Schilling, Erin. “Georgia United Hosts Annual February Food Drive.” The Red & Black [Athens], 7 Feb. 2018, http://www.redandblack.com/athensnews/georgia-united-hosts-annual-february-food-drive/article_34f61954-0bbd-11e8-9991-a790ef8f4fcd.html. Accessed 21 Feb. 2018.
“This Is Water” Full Version-David Foster Wallace Commencement Speech. YouTube, 19 May 2013, youtu.be/8CrOL-ydFMI?t=20m30s.
On September 18, 2017 I attended my first classes at Santa Clara University. After an early start to my day with an 8 a.m. chemistry lecture and 11:45 a.m. calculus lecture, I felt like my day should have been over.
Nope, a 7 hour gap before my 7:20 pm Critical Thinking and Writing English class teased me. And yes, I did say 7:20 PM! I was pre-enrolled for my CTW so was automatically opposed to the class, especially because of the super late time. I remember sitting in our class the first day thinking how unusual of a time it was to be in class. Our CTW class started off as a group of students sitting in awkward silence. The silence would last for minutes and I applaud our professor, Nicholas Leither for being persistent and making us sit through that silence. Eventually our discussions started to flow more as we grew closer as a class and awkward silence was not an issue we had to worry about.
Imagine being a first year college student who is both excited and nervous for finally attending college. You are getting ready for your first quarter of college and after figuring out how to find your classes online, you realize that you are pre-enrolled in a class called “Food Porn.”
I think baffled would be an understatement of how I felt. Food Porn was definitely not a class I thought I would be taking at a Jesuit institution. But, yet that was the class I was enrolled in.

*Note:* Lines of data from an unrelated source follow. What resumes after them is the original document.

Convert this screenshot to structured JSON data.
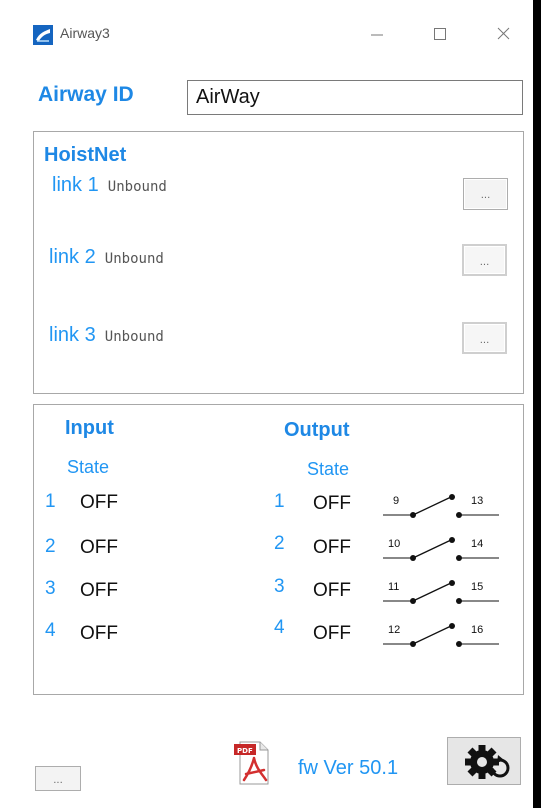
{
  "window": {
    "title": "Airway3",
    "icon": "airway-app-icon",
    "controls": [
      "minimize-icon",
      "maximize-icon",
      "close-icon"
    ]
  },
  "airway": {
    "label": "Airway ID",
    "value": "AirWay"
  },
  "hoistnet": {
    "title": "HoistNet",
    "links": [
      {
        "label": "link 1",
        "status": "Unbound",
        "button": "..."
      },
      {
        "label": "link 2",
        "status": "Unbound",
        "button": "..."
      },
      {
        "label": "link 3",
        "status": "Unbound",
        "button": "..."
      }
    ]
  },
  "io": {
    "input_title": "Input",
    "input_sub": "State",
    "output_title": "Output",
    "output_sub": "State",
    "inputs": [
      {
        "num": "1",
        "state": "OFF"
      },
      {
        "num": "2",
        "state": "OFF"
      },
      {
        "num": "3",
        "state": "OFF"
      },
      {
        "num": "4",
        "state": "OFF"
      }
    ],
    "outputs": [
      {
        "num": "1",
        "state": "OFF",
        "pin_a": "9",
        "pin_b": "13"
      },
      {
        "num": "2",
        "state": "OFF",
        "pin_a": "10",
        "pin_b": "14"
      },
      {
        "num": "3",
        "state": "OFF",
        "pin_a": "11",
        "pin_b": "15"
      },
      {
        "num": "4",
        "state": "OFF",
        "pin_a": "12",
        "pin_b": "16"
      }
    ]
  },
  "footer": {
    "small_button": "...",
    "pdf_icon": "pdf-icon",
    "fw_label": "fw Ver",
    "fw_value": "50.1",
    "settings_icon": "gear-refresh-icon"
  },
  "colors": {
    "accent": "#1e88e5",
    "link": "#2196f3",
    "border": "#a8a8a8"
  }
}
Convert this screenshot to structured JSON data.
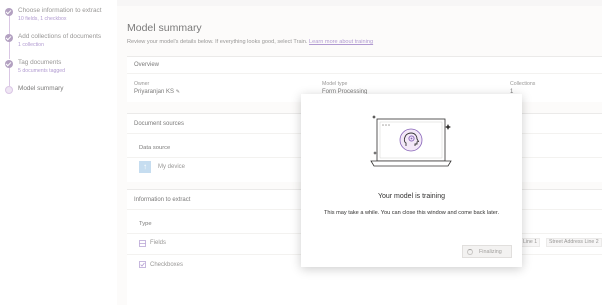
{
  "steps": [
    {
      "title": "Choose information to extract",
      "sub": "10 fields, 1 checkbox"
    },
    {
      "title": "Add collections of documents",
      "sub": "1 collection"
    },
    {
      "title": "Tag documents",
      "sub": "5 documents tagged"
    },
    {
      "title": "Model summary",
      "sub": ""
    }
  ],
  "page": {
    "title": "Model summary",
    "desc": "Review your model's details below. If everything looks good, select Train.",
    "learn_link": "Learn more about training"
  },
  "overview": {
    "heading": "Overview",
    "owner_label": "Owner",
    "owner_value": "Priyaranjan KS",
    "model_type_label": "Model type",
    "model_type_value": "Form Processing",
    "collections_label": "Collections",
    "collections_value": "1"
  },
  "doc_sources": {
    "heading": "Document sources",
    "column": "Data source",
    "source": "My device"
  },
  "info_extract": {
    "heading": "Information to extract",
    "column": "Type",
    "rows": [
      {
        "label": "Fields"
      },
      {
        "label": "Checkboxes"
      }
    ],
    "tags": [
      "Line 1",
      "Street Address Line 2"
    ]
  },
  "dialog": {
    "title": "Your model is training",
    "message": "This may take a while. You can close this window and come back later.",
    "button": "Finalizing"
  },
  "colors": {
    "accent": "#8764b8",
    "step_done": "#8a6fa0"
  }
}
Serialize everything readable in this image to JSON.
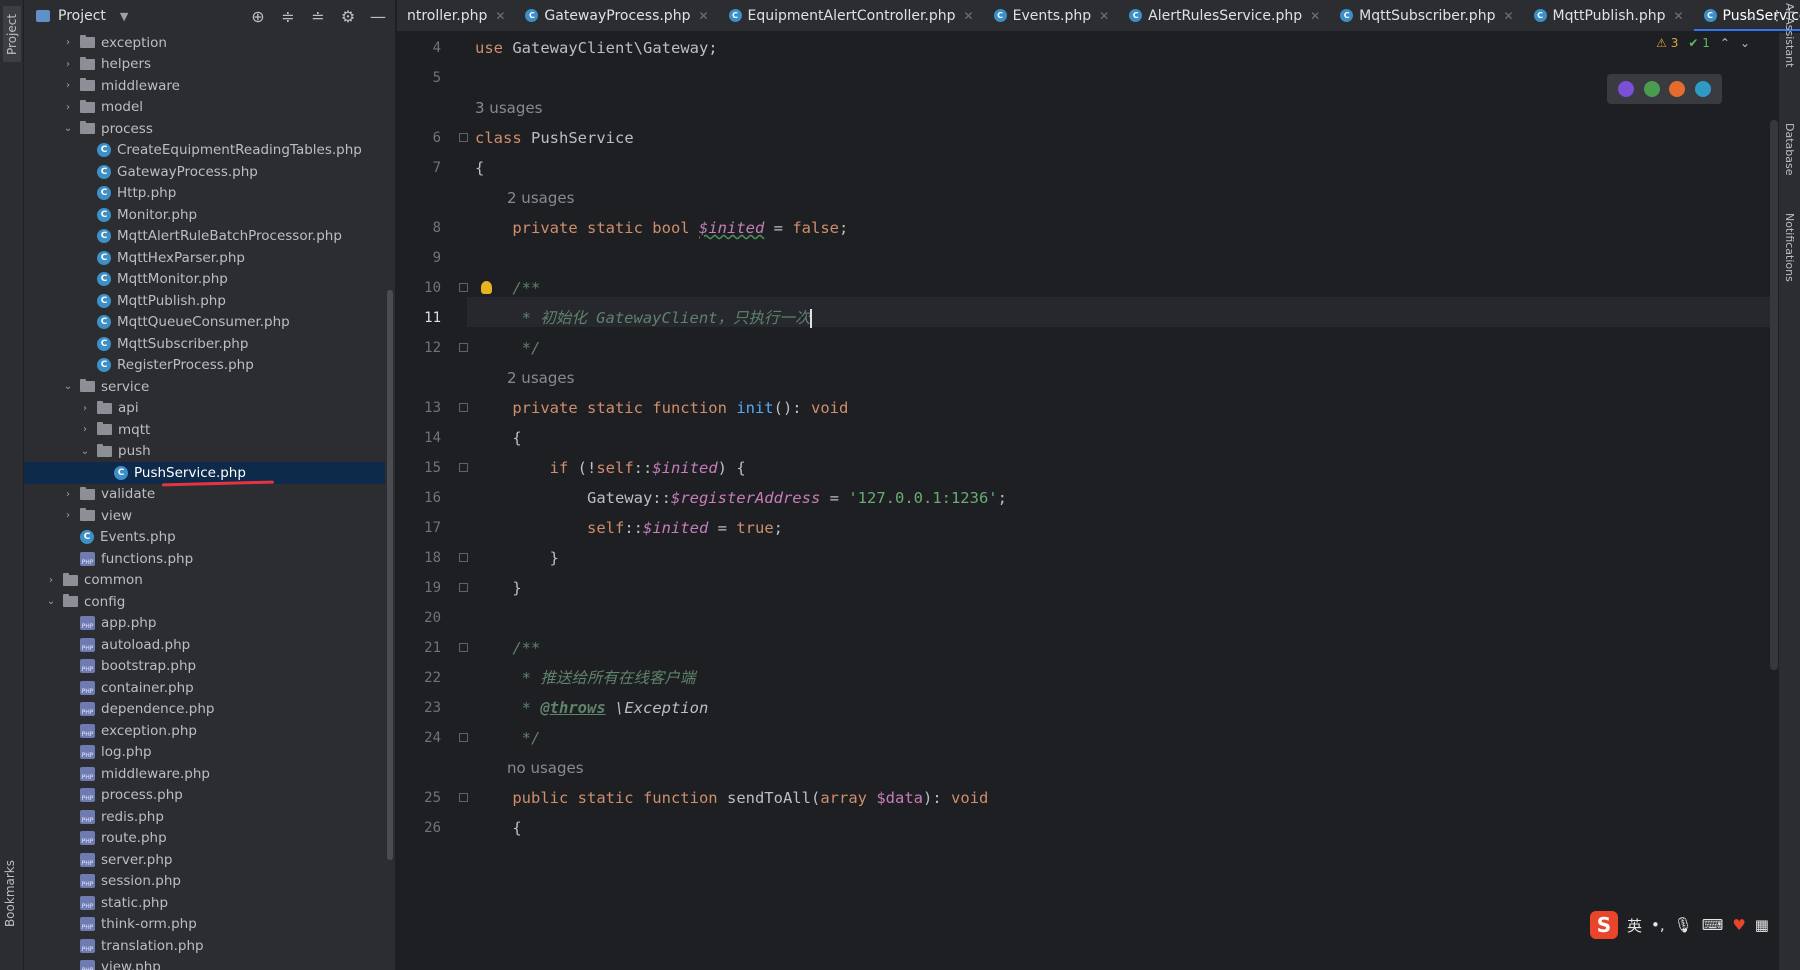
{
  "left_strip": {
    "project_label": "Project",
    "bookmarks_label": "Bookmarks"
  },
  "project_panel": {
    "title": "Project",
    "tree": [
      {
        "label": "exception",
        "type": "folder",
        "depth": 2,
        "expanded": false
      },
      {
        "label": "helpers",
        "type": "folder",
        "depth": 2,
        "expanded": false
      },
      {
        "label": "middleware",
        "type": "folder",
        "depth": 2,
        "expanded": false
      },
      {
        "label": "model",
        "type": "folder",
        "depth": 2,
        "expanded": false
      },
      {
        "label": "process",
        "type": "folder",
        "depth": 2,
        "expanded": true
      },
      {
        "label": "CreateEquipmentReadingTables.php",
        "type": "class",
        "depth": 3
      },
      {
        "label": "GatewayProcess.php",
        "type": "class",
        "depth": 3
      },
      {
        "label": "Http.php",
        "type": "class",
        "depth": 3
      },
      {
        "label": "Monitor.php",
        "type": "class",
        "depth": 3
      },
      {
        "label": "MqttAlertRuleBatchProcessor.php",
        "type": "class",
        "depth": 3
      },
      {
        "label": "MqttHexParser.php",
        "type": "class",
        "depth": 3
      },
      {
        "label": "MqttMonitor.php",
        "type": "class",
        "depth": 3
      },
      {
        "label": "MqttPublish.php",
        "type": "class",
        "depth": 3
      },
      {
        "label": "MqttQueueConsumer.php",
        "type": "class",
        "depth": 3
      },
      {
        "label": "MqttSubscriber.php",
        "type": "class",
        "depth": 3
      },
      {
        "label": "RegisterProcess.php",
        "type": "class",
        "depth": 3
      },
      {
        "label": "service",
        "type": "folder",
        "depth": 2,
        "expanded": true
      },
      {
        "label": "api",
        "type": "folder",
        "depth": 3,
        "expanded": false
      },
      {
        "label": "mqtt",
        "type": "folder",
        "depth": 3,
        "expanded": false
      },
      {
        "label": "push",
        "type": "folder",
        "depth": 3,
        "expanded": true
      },
      {
        "label": "PushService.php",
        "type": "class",
        "depth": 4,
        "selected": true
      },
      {
        "label": "validate",
        "type": "folder",
        "depth": 2,
        "expanded": false
      },
      {
        "label": "view",
        "type": "folder",
        "depth": 2,
        "expanded": false
      },
      {
        "label": "Events.php",
        "type": "class",
        "depth": 2
      },
      {
        "label": "functions.php",
        "type": "php",
        "depth": 2
      },
      {
        "label": "common",
        "type": "folder",
        "depth": 1,
        "expanded": false
      },
      {
        "label": "config",
        "type": "folder",
        "depth": 1,
        "expanded": true
      },
      {
        "label": "app.php",
        "type": "php",
        "depth": 2
      },
      {
        "label": "autoload.php",
        "type": "php",
        "depth": 2
      },
      {
        "label": "bootstrap.php",
        "type": "php",
        "depth": 2
      },
      {
        "label": "container.php",
        "type": "php",
        "depth": 2
      },
      {
        "label": "dependence.php",
        "type": "php",
        "depth": 2
      },
      {
        "label": "exception.php",
        "type": "php",
        "depth": 2
      },
      {
        "label": "log.php",
        "type": "php",
        "depth": 2
      },
      {
        "label": "middleware.php",
        "type": "php",
        "depth": 2
      },
      {
        "label": "process.php",
        "type": "php",
        "depth": 2
      },
      {
        "label": "redis.php",
        "type": "php",
        "depth": 2
      },
      {
        "label": "route.php",
        "type": "php",
        "depth": 2
      },
      {
        "label": "server.php",
        "type": "php",
        "depth": 2
      },
      {
        "label": "session.php",
        "type": "php",
        "depth": 2
      },
      {
        "label": "static.php",
        "type": "php",
        "depth": 2
      },
      {
        "label": "think-orm.php",
        "type": "php",
        "depth": 2
      },
      {
        "label": "translation.php",
        "type": "php",
        "depth": 2
      },
      {
        "label": "view.php",
        "type": "php",
        "depth": 2
      }
    ]
  },
  "tabs": [
    {
      "label": "ntroller.php",
      "icon": false
    },
    {
      "label": "GatewayProcess.php",
      "icon": true
    },
    {
      "label": "EquipmentAlertController.php",
      "icon": true
    },
    {
      "label": "Events.php",
      "icon": true
    },
    {
      "label": "AlertRulesService.php",
      "icon": true
    },
    {
      "label": "MqttSubscriber.php",
      "icon": true
    },
    {
      "label": "MqttPublish.php",
      "icon": true
    },
    {
      "label": "PushService.php",
      "icon": true,
      "active": true
    }
  ],
  "inspections": {
    "warnings": "3",
    "ok": "1"
  },
  "right_strip": {
    "ai": "AI Assistant",
    "database": "Database",
    "notifications": "Notifications"
  },
  "ime": {
    "lang": "英",
    "punct": "•,"
  },
  "code": {
    "lines": [
      {
        "n": "4",
        "html": "<span class='kw'>use</span> <span class='plain'>GatewayClient\\Gateway;</span>"
      },
      {
        "n": "5",
        "html": ""
      },
      {
        "usage": "3 usages"
      },
      {
        "n": "6",
        "html": "<span class='kw'>class</span> <span class='plain'>PushService</span>"
      },
      {
        "n": "7",
        "html": "<span class='plain'>{</span>"
      },
      {
        "usage": "2 usages",
        "indent": 1
      },
      {
        "n": "8",
        "html": "    <span class='kw'>private static bool</span> <span class='var wavy'>$inited</span> <span class='plain'>=</span> <span class='kw'>false</span><span class='plain'>;</span>"
      },
      {
        "n": "9",
        "html": ""
      },
      {
        "n": "10",
        "html": "    <span class='cmt'>/**</span>"
      },
      {
        "n": "11",
        "html": "     <span class='cmt'>* 初始化 GatewayClient，只执行一次</span><span class='caret'></span>",
        "current": true
      },
      {
        "n": "12",
        "html": "     <span class='cmt'>*/</span>"
      },
      {
        "usage": "2 usages",
        "indent": 1
      },
      {
        "n": "13",
        "html": "    <span class='kw'>private static function</span> <span class='fn'>init</span><span class='plain'>():</span> <span class='kw'>void</span>"
      },
      {
        "n": "14",
        "html": "    <span class='plain'>{</span>"
      },
      {
        "n": "15",
        "html": "        <span class='kw'>if</span> <span class='plain'>(!</span><span class='kw'>self</span><span class='plain'>::</span><span class='var'>$inited</span><span class='plain'>) {</span>"
      },
      {
        "n": "16",
        "html": "            <span class='plain'>Gateway::</span><span class='var'>$registerAddress</span> <span class='plain'>=</span> <span class='str'>'127.0.0.1:1236'</span><span class='plain'>;</span>"
      },
      {
        "n": "17",
        "html": "            <span class='kw'>self</span><span class='plain'>::</span><span class='var'>$inited</span> <span class='plain'>=</span> <span class='kw'>true</span><span class='plain'>;</span>"
      },
      {
        "n": "18",
        "html": "        <span class='plain'>}</span>"
      },
      {
        "n": "19",
        "html": "    <span class='plain'>}</span>"
      },
      {
        "n": "20",
        "html": ""
      },
      {
        "n": "21",
        "html": "    <span class='cmt'>/**</span>"
      },
      {
        "n": "22",
        "html": "     <span class='cmt'>* 推送给所有在线客户端</span>"
      },
      {
        "n": "23",
        "html": "     <span class='cmt'>* </span><span class='tag'>@throws</span> <span class='plain' style='font-style:italic'>\\Exception</span>"
      },
      {
        "n": "24",
        "html": "     <span class='cmt'>*/</span>"
      },
      {
        "usage": "no usages",
        "indent": 1
      },
      {
        "n": "25",
        "html": "    <span class='kw'>public static function</span> <span class='fn2'>sendToAll</span><span class='plain'>(</span><span class='kw'>array</span> <span class='var' style='font-style:normal'>$data</span><span class='plain'>):</span> <span class='kw'>void</span>"
      },
      {
        "n": "26",
        "html": "    <span class='plain'>{</span>"
      }
    ]
  }
}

What I didn’t know was how much I would learn from this course. This was not like all the other typical English courses that I took in the past. Nor was it solely focused on food porn. There was so much more in store.
Oh, boy let me shed some light on the new knowledge that this first year college student found out.